    • Email and social campaigns

    CMS vs. DXP

    For marketing teams, DXPs seek to fill a void in the consumer journey by providing omnichannel tools that connect consumers to brands in a structured way. However, deciding to go with a DXP means building (or rebuilding) your site and marketing techniques entirely. CMS allows marketing teams to update and transform their digital solutions without starting from scratch.

    Both Content Marketing Systems and Digital Experience Platforms are built to scale, work great for eCommerce, and provide consumers with a personalized experience. A DXP, however, will require a streamlined and focused approach that can't be seamlessly implemented into most workflows. 
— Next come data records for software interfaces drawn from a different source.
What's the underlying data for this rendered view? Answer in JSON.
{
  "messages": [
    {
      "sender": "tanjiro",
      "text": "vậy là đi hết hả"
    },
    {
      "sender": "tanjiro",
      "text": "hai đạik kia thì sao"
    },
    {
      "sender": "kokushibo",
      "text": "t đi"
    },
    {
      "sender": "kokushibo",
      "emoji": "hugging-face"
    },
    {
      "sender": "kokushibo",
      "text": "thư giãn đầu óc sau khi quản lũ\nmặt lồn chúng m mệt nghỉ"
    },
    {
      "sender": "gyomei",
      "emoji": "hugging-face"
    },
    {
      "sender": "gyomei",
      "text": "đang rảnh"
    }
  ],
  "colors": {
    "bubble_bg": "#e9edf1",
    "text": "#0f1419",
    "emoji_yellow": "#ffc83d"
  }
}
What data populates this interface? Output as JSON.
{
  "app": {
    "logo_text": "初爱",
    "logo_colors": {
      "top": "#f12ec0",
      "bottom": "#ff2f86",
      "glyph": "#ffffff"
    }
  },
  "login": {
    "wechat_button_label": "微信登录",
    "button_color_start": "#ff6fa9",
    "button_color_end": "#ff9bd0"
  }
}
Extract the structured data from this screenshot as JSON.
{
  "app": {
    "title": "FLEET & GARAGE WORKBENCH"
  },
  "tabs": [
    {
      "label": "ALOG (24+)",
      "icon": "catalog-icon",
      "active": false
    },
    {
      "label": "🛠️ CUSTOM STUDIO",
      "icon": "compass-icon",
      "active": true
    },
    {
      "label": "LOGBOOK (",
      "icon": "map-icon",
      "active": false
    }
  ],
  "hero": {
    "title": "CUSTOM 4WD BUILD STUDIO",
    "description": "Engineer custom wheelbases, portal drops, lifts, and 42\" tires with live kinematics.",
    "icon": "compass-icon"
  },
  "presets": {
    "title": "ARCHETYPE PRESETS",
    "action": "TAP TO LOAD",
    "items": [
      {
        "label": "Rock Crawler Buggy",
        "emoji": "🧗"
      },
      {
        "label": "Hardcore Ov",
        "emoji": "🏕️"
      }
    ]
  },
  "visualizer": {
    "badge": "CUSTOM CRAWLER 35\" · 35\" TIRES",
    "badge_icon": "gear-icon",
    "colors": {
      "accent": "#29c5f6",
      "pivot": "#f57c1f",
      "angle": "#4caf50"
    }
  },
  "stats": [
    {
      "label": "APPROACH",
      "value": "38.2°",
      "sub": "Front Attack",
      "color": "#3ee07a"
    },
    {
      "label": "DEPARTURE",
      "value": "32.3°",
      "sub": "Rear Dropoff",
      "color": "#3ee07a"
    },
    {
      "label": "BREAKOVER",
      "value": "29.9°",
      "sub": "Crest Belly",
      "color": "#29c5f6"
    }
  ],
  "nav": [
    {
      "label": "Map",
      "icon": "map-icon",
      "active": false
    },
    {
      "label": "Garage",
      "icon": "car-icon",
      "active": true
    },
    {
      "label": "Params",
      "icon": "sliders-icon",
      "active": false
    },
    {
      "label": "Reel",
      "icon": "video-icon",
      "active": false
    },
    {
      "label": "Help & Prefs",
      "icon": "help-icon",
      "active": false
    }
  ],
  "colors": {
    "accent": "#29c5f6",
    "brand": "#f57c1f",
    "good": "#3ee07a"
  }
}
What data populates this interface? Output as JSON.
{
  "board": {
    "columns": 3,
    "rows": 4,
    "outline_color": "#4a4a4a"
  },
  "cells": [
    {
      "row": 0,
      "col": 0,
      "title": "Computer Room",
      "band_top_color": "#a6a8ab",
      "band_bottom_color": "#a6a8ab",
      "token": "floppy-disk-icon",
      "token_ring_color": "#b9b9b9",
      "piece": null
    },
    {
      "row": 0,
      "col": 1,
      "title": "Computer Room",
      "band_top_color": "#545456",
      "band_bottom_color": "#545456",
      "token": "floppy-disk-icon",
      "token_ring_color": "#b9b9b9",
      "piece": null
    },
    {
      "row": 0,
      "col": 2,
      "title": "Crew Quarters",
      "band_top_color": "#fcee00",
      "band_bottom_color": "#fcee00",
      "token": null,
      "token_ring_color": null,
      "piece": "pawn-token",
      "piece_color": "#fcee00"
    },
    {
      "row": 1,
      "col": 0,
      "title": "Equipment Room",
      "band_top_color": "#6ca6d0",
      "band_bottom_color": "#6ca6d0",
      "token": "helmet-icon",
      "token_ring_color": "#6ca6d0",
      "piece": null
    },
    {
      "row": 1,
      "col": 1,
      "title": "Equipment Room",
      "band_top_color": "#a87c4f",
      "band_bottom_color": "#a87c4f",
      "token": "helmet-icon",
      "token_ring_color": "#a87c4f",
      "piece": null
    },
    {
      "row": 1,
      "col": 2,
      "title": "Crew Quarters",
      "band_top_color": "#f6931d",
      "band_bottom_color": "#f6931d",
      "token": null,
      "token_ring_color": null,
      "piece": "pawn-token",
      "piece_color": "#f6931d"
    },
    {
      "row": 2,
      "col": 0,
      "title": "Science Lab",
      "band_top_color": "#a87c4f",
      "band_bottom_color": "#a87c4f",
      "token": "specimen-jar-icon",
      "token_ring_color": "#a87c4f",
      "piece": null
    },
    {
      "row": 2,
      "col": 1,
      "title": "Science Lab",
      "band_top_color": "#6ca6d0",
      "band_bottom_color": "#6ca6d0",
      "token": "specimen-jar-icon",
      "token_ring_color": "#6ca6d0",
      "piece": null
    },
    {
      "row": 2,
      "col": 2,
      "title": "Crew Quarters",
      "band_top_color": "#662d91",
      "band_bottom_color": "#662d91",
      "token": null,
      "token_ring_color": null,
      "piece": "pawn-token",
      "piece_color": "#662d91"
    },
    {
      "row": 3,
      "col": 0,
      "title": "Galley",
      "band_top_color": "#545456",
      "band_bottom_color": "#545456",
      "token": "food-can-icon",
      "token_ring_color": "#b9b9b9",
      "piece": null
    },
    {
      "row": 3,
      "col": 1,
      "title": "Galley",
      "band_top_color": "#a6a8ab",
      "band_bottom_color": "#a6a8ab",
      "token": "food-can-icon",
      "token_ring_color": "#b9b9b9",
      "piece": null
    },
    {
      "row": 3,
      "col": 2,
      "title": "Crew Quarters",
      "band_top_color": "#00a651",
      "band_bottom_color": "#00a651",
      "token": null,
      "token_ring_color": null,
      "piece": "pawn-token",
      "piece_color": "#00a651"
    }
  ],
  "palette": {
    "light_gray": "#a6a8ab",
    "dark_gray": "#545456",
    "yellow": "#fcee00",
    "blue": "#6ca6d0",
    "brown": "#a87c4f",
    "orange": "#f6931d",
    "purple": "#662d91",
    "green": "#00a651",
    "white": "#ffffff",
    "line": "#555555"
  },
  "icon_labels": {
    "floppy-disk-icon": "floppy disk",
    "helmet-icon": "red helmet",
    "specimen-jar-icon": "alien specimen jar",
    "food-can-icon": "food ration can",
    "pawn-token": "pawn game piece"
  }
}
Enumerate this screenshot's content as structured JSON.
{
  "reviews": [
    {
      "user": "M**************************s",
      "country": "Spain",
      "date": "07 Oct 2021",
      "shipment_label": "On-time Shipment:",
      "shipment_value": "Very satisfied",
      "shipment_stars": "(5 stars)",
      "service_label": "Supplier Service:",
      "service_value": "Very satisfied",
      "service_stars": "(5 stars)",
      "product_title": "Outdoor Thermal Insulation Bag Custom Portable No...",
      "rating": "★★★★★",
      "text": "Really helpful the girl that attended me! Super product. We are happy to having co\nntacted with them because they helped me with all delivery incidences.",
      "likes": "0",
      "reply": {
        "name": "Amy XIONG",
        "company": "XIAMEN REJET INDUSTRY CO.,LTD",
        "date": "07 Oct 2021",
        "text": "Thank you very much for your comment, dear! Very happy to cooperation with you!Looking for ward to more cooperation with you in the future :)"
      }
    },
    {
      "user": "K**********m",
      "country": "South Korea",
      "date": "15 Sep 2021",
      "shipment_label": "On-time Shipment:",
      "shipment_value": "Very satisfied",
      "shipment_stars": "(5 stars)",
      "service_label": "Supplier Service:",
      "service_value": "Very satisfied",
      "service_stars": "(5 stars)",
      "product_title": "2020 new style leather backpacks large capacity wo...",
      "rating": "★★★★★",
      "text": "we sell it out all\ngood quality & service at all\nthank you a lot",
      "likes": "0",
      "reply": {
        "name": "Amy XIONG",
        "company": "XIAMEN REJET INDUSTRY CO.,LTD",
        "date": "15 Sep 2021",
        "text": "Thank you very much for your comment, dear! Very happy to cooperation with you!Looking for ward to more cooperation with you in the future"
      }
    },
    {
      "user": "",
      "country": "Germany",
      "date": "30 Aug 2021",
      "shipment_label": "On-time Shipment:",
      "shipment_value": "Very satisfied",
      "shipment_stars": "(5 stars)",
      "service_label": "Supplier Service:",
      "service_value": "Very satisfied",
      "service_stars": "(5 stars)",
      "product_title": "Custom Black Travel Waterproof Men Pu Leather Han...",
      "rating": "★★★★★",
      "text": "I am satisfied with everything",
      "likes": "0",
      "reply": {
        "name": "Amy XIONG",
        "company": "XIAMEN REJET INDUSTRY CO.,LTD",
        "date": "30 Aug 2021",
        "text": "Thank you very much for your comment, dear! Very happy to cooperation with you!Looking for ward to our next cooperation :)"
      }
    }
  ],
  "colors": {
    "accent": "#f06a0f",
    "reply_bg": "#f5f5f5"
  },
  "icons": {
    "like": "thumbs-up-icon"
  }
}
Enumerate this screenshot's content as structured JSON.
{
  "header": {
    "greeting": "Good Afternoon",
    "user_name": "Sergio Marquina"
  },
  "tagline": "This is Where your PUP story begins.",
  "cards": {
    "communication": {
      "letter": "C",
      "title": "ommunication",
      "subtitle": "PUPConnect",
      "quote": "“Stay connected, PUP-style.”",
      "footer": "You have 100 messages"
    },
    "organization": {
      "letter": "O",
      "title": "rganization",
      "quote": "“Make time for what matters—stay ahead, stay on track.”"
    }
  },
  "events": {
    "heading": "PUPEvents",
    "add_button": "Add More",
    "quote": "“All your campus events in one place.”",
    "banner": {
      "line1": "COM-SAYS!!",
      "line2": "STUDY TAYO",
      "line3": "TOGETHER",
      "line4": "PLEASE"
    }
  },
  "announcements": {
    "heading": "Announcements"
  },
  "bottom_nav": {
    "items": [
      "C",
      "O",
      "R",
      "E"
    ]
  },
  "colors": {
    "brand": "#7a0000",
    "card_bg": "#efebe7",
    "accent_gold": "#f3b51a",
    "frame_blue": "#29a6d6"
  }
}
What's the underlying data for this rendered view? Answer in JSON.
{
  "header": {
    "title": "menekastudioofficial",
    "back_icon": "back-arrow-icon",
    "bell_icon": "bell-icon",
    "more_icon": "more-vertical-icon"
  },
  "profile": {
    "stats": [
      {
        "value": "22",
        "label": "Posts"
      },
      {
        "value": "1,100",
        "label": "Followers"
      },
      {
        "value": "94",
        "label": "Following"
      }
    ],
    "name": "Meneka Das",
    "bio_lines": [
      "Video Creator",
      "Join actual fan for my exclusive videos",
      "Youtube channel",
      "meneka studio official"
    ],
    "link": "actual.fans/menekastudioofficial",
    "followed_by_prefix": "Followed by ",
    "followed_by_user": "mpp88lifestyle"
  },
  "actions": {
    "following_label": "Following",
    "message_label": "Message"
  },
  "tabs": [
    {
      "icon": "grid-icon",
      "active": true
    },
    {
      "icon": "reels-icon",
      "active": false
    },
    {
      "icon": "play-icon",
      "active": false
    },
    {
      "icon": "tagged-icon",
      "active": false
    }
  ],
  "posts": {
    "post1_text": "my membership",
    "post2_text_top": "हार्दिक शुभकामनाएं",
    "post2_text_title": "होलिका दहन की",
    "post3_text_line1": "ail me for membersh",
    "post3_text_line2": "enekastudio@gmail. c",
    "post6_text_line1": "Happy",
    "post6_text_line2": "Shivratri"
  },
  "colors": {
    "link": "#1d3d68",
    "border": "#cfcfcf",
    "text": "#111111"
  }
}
    It's a rewarding option if you're able to start clean!

    CMS vs DXP graphic || Storyblok Headless CMS

    CXP - Content Experience Platform

    According to Aragon Research: Content Experience Platforms (CXP), a market category for content management, focuses on the unique journey for a buyer through web, mobile, and other forms of customer experience. CXP replaces older approaches such as web content management (WCM). 

    Unlike DXPs, CXPs focus on device-agnostic content to create personalized experiences. A content experience platform treats content not only as king but as the entire court. These platforms focus entirely on supporting content through every possible use case, especially content creation, distribution, and analysis. It's essentially a central hub for the content lifecycle, focusing less on nontechnical teams. 

    A few key differences between a CXP and the other acronyms:

    • Built to create and handle new content channels quickly

    • No boundaries or distractions from a content workflow

    • Built with content experts in mind and caters heavily to content teams

    The media created with this solution is optimized in the software for multichannel use out of the box. 

    CXPs allow marketing departments with little to no technical expertise to thrive. These platforms integrate with tools used to reach broader audiences across a variety of social and digital channels and provide detailed analytics. CXPs are all about content, content delivery, and content teams, focusing less on full-service enterprise marketing tools. 

    CXPs provide:

    • Speed and flexibility for creation and distribution of media

    • Omni-channel content experiences that support a variety of social platforms

    • Content-first approach

    While CXPs are obviously great for content teams and marketers, they aren't always full-scale websites. They're a great option if you don't need eCommerce or enterprise-level personalization and digital offerings.

    The acronym doesn't matter

    When your time comes to have the big discussion, remember that the acronym you use to describe the digital experience you offer doesn't matter. CMS vs. DXP vs. CXP and so on only matter as long as these definitions give you a clear path forward. We've grown to embrace and expect personalization, MACH architecture, and scalability. What lies ahead is exciting, and your digital architecture should focus on standing out and delivering something unique for your consumers. 

    As we head deeper into these exciting technical times, there will surely be more acronyms, more solutions, and more ideas to play with along the way. Be flexible and build an experience that transforms your buyers' journey into a system that stands the test of time.